Aya looked around the kitchen. Okay, so most of the table was stacked with her folded laundry, and her homework was all over the floor under the table where she’d been working on it last night while Mom cooked, and maaaaaybe she’d left a few candy wrappers under her pillow, and okay, so her computer desk had two soda cans and a pile of tissues on it, and, um, okay. But she was seriously hungry.
“Can’t I wait until after I eat breakfast?” she asked.
“No!” her mom yelled. “I told you to clean yesterday morning, and you didn’t. And then I told you to clean after you got home from school yesterday, and you didn’t. And I told you to clean before you went to bed last night, and you didn’t. And today is my birthday, and you know what’s the worst birthday present ever? Having to clean up your daughter’s mess. So now I don’t care if you starve at school today—pick up your traaaaaash!!!”
Mom yelled so loud that Aya’s hair streamed out behind her and her mother’s coffee-smelling spit splattered onto her face. Mom was so gross. After a few seconds of glaring at her, Mom stomped into the living room, saying something mean-sounding under her breath.

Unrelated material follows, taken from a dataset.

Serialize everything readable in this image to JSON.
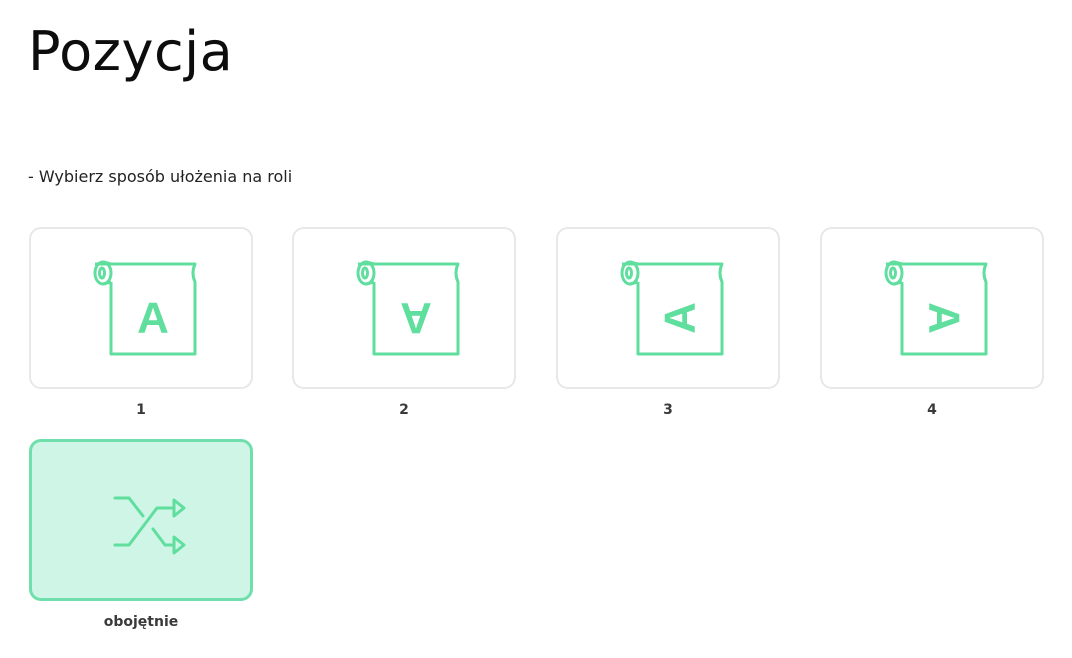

Aya sighed, put the cereal box down, and wiped her face with a napkin. “That makes it a thousand and one times.” She picked up an armful of her clothes and started carrying them back to her room.
From the living room, Mom’s new vacuum cleaner started running. Dad had bought it for her birthday, so she wouldn’t have to vacuum anymore: it was a self-driving vacuum cleaner that would vacuum the carpet and even wash the kitchen floor to pick up any mess from spilled food.
Aya was about to shove all her clothes in her top drawer when suddenly she heard her mother scream, “Help, Aya!”
Aya dropped her clothes on the floor, jumped over her toys and books and dirty clothes, ran down the hallway, and jumped down the two stairs into the living room.
Mom wrestled with her new vacuum cleaner, a loud, gray machine that had all kinds of tubes and cords coming out of it that wrapped around her arms and legs. The back end of the machine spat out black, stinky smoke that covered the ceiling and made Aya cough.
Mom held a pair of scissors that she used to stab the machine, but the cords just wrapped tighter.
The machine—it had to be Mom’s new vacuum cleaner—suddenly sucked down Mom’s arm with the scissors, while an electrical cord climbed up her arm and plugged itself into her nostril.